(Your goal) Leave every picture out, and retype all the remaining records exactly.

(Study material)
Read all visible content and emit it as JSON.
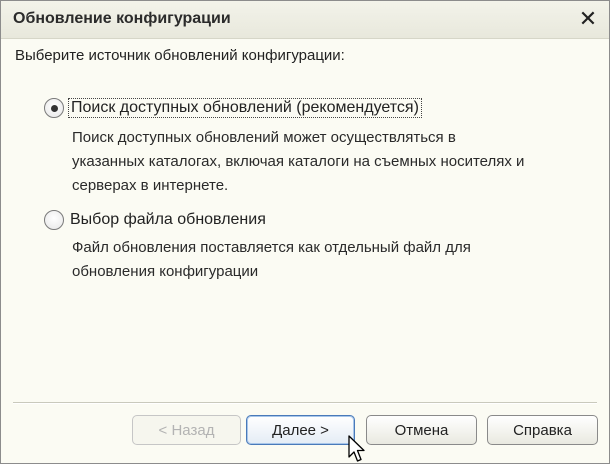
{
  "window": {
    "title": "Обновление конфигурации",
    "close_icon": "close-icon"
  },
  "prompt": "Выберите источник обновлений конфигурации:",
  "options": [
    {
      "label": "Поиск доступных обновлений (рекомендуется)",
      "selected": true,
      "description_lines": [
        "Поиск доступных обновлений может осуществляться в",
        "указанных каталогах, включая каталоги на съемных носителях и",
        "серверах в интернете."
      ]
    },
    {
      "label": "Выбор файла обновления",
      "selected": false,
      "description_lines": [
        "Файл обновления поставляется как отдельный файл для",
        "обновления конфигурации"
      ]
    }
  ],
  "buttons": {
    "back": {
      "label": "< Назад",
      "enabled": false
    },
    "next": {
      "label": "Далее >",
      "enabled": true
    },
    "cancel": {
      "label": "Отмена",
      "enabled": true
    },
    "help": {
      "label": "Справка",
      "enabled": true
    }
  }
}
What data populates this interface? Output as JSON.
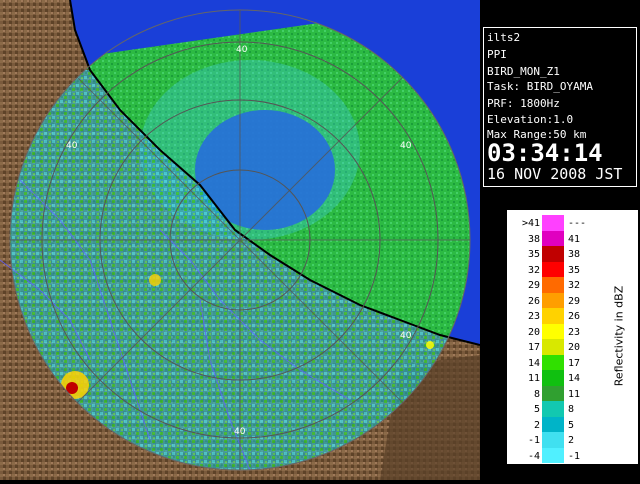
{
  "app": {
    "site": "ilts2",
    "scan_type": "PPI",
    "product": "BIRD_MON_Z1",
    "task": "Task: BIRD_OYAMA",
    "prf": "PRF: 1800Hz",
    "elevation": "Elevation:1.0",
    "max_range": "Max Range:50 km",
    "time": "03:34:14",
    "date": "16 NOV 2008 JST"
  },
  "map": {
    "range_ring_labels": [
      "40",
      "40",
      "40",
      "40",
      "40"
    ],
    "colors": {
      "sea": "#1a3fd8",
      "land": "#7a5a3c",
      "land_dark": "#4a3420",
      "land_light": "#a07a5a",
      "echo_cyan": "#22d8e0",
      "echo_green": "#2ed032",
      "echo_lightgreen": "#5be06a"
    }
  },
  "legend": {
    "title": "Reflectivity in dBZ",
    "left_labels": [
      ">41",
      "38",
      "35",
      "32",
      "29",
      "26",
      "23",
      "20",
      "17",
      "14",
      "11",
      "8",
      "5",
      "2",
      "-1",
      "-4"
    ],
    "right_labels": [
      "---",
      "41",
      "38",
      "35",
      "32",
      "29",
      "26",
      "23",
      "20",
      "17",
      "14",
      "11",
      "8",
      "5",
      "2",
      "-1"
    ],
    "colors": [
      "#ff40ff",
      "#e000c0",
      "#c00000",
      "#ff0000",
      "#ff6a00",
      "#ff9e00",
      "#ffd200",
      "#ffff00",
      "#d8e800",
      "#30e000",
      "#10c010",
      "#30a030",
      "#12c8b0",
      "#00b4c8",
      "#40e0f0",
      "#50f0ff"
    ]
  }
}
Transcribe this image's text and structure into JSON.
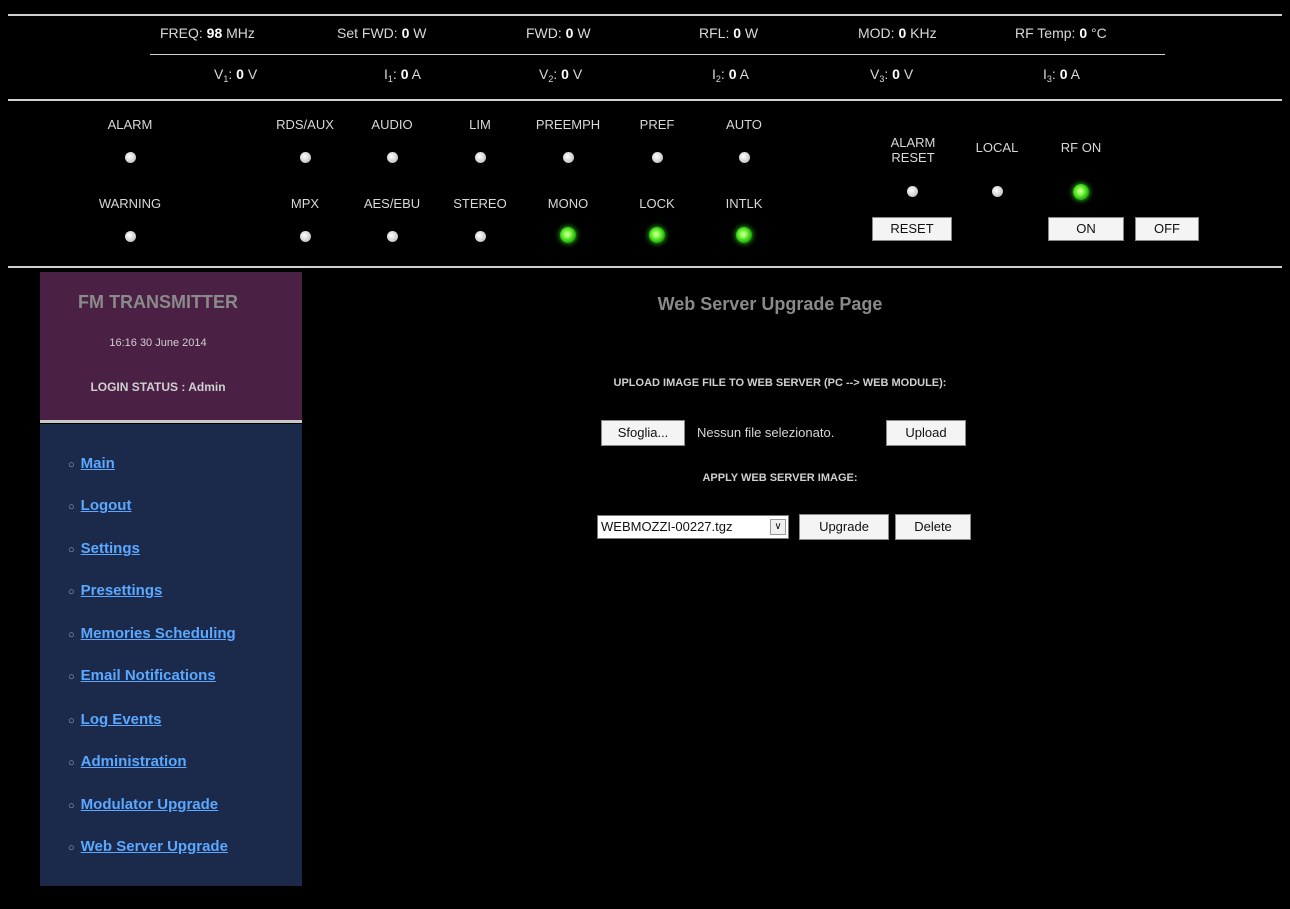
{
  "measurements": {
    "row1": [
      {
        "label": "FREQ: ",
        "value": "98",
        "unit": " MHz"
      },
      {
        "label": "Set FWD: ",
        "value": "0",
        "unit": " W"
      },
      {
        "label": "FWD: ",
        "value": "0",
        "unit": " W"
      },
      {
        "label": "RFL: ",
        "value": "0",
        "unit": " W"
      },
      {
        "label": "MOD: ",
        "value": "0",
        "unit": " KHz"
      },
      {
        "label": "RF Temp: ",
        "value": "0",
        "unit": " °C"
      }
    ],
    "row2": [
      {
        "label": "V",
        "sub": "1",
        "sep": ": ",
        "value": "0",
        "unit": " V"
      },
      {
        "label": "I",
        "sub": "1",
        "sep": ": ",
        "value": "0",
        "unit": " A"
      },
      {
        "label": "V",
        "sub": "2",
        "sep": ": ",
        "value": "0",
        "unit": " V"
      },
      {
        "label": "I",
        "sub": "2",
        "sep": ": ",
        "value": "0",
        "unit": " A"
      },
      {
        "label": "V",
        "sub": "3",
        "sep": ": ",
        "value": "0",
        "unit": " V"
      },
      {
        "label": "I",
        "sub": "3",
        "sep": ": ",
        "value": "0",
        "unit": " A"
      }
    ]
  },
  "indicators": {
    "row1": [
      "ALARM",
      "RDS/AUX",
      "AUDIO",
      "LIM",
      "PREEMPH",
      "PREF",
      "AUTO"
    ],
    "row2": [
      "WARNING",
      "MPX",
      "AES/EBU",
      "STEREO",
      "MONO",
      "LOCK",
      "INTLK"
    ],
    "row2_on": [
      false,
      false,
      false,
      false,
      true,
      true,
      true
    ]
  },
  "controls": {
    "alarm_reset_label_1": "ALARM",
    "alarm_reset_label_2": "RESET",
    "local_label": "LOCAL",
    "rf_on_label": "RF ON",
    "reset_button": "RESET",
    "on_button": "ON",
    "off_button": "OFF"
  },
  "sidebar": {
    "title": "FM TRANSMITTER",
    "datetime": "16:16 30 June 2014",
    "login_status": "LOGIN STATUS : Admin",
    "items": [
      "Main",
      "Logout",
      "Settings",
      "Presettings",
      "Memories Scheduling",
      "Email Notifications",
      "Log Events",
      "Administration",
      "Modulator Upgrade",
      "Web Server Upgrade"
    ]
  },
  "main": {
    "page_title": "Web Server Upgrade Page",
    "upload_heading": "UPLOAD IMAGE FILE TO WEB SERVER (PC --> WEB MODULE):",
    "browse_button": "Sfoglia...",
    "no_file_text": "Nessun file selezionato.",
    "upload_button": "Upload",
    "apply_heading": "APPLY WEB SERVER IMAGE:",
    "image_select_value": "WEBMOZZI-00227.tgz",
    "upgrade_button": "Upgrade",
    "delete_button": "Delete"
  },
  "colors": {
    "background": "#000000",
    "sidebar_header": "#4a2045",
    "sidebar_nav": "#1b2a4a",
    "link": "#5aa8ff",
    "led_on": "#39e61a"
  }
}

(Solution)
Read all visible content and emit it as JSON.
{
  "window": {
    "title": "Обновление конфигурации",
    "close_icon": "close-icon"
  },
  "prompt": "Выберите источник обновлений конфигурации:",
  "options": [
    {
      "label": "Поиск доступных обновлений (рекомендуется)",
      "selected": true,
      "description_lines": [
        "Поиск доступных обновлений может осуществляться в",
        "указанных каталогах, включая каталоги на съемных носителях и",
        "серверах в интернете."
      ]
    },
    {
      "label": "Выбор файла обновления",
      "selected": false,
      "description_lines": [
        "Файл обновления поставляется как отдельный файл для",
        "обновления конфигурации"
      ]
    }
  ],
  "buttons": {
    "back": {
      "label": "< Назад",
      "enabled": false
    },
    "next": {
      "label": "Далее >",
      "enabled": true
    },
    "cancel": {
      "label": "Отмена",
      "enabled": true
    },
    "help": {
      "label": "Справка",
      "enabled": true
    }
  }
}
What data populates this interface? Output as JSON.
{
  "app": {
    "site": "ilts2",
    "scan_type": "PPI",
    "product": "BIRD_MON_Z1",
    "task": "Task: BIRD_OYAMA",
    "prf": "PRF: 1800Hz",
    "elevation": "Elevation:1.0",
    "max_range": "Max Range:50 km",
    "time": "03:34:14",
    "date": "16 NOV 2008 JST"
  },
  "map": {
    "range_ring_labels": [
      "40",
      "40",
      "40",
      "40",
      "40"
    ],
    "colors": {
      "sea": "#1a3fd8",
      "land": "#7a5a3c",
      "land_dark": "#4a3420",
      "land_light": "#a07a5a",
      "echo_cyan": "#22d8e0",
      "echo_green": "#2ed032",
      "echo_lightgreen": "#5be06a"
    }
  },
  "legend": {
    "title": "Reflectivity in dBZ",
    "left_labels": [
      ">41",
      "38",
      "35",
      "32",
      "29",
      "26",
      "23",
      "20",
      "17",
      "14",
      "11",
      "8",
      "5",
      "2",
      "-1",
      "-4"
    ],
    "right_labels": [
      "---",
      "41",
      "38",
      "35",
      "32",
      "29",
      "26",
      "23",
      "20",
      "17",
      "14",
      "11",
      "8",
      "5",
      "2",
      "-1"
    ],
    "colors": [
      "#ff40ff",
      "#e000c0",
      "#c00000",
      "#ff0000",
      "#ff6a00",
      "#ff9e00",
      "#ffd200",
      "#ffff00",
      "#d8e800",
      "#30e000",
      "#10c010",
      "#30a030",
      "#12c8b0",
      "#00b4c8",
      "#40e0f0",
      "#50f0ff"
    ]
  }
}
Transcribe this image's text and structure into JSON.
{
  "measurements": {
    "row1": [
      {
        "label": "FREQ: ",
        "value": "98",
        "unit": " MHz"
      },
      {
        "label": "Set FWD: ",
        "value": "0",
        "unit": " W"
      },
      {
        "label": "FWD: ",
        "value": "0",
        "unit": " W"
      },
      {
        "label": "RFL: ",
        "value": "0",
        "unit": " W"
      },
      {
        "label": "MOD: ",
        "value": "0",
        "unit": " KHz"
      },
      {
        "label": "RF Temp: ",
        "value": "0",
        "unit": " °C"
      }
    ],
    "row2": [
      {
        "label": "V",
        "sub": "1",
        "sep": ": ",
        "value": "0",
        "unit": " V"
      },
      {
        "label": "I",
        "sub": "1",
        "sep": ": ",
        "value": "0",
        "unit": " A"
      },
      {
        "label": "V",
        "sub": "2",
        "sep": ": ",
        "value": "0",
        "unit": " V"
      },
      {
        "label": "I",
        "sub": "2",
        "sep": ": ",
        "value": "0",
        "unit": " A"
      },
      {
        "label": "V",
        "sub": "3",
        "sep": ": ",
        "value": "0",
        "unit": " V"
      },
      {
        "label": "I",
        "sub": "3",
        "sep": ": ",
        "value": "0",
        "unit": " A"
      }
    ]
  },
  "indicators": {
    "row1": [
      "ALARM",
      "RDS/AUX",
      "AUDIO",
      "LIM",
      "PREEMPH",
      "PREF",
      "AUTO"
    ],
    "row2": [
      "WARNING",
      "MPX",
      "AES/EBU",
      "STEREO",
      "MONO",
      "LOCK",
      "INTLK"
    ],
    "row2_on": [
      false,
      false,
      false,
      false,
      true,
      true,
      true
    ]
  },
  "controls": {
    "alarm_reset_label_1": "ALARM",
    "alarm_reset_label_2": "RESET",
    "local_label": "LOCAL",
    "rf_on_label": "RF ON",
    "reset_button": "RESET",
    "on_button": "ON",
    "off_button": "OFF"
  },
  "sidebar": {
    "title": "FM TRANSMITTER",
    "datetime": "16:16 30 June 2014",
    "login_status": "LOGIN STATUS : Admin",
    "items": [
      "Main",
      "Logout",
      "Settings",
      "Presettings",
      "Memories Scheduling",
      "Email Notifications",
      "Log Events",
      "Administration",
      "Modulator Upgrade",
      "Web Server Upgrade"
    ]
  },
  "main": {
    "page_title": "Web Server Upgrade Page",
    "upload_heading": "UPLOAD IMAGE FILE TO WEB SERVER (PC --> WEB MODULE):",
    "browse_button": "Sfoglia...",
    "no_file_text": "Nessun file selezionato.",
    "upload_button": "Upload",
    "apply_heading": "APPLY WEB SERVER IMAGE:",
    "image_select_value": "WEBMOZZI-00227.tgz",
    "upgrade_button": "Upgrade",
    "delete_button": "Delete"
  },
  "colors": {
    "background": "#000000",
    "sidebar_header": "#4a2045",
    "sidebar_nav": "#1b2a4a",
    "link": "#5aa8ff",
    "led_on": "#39e61a"
  }
}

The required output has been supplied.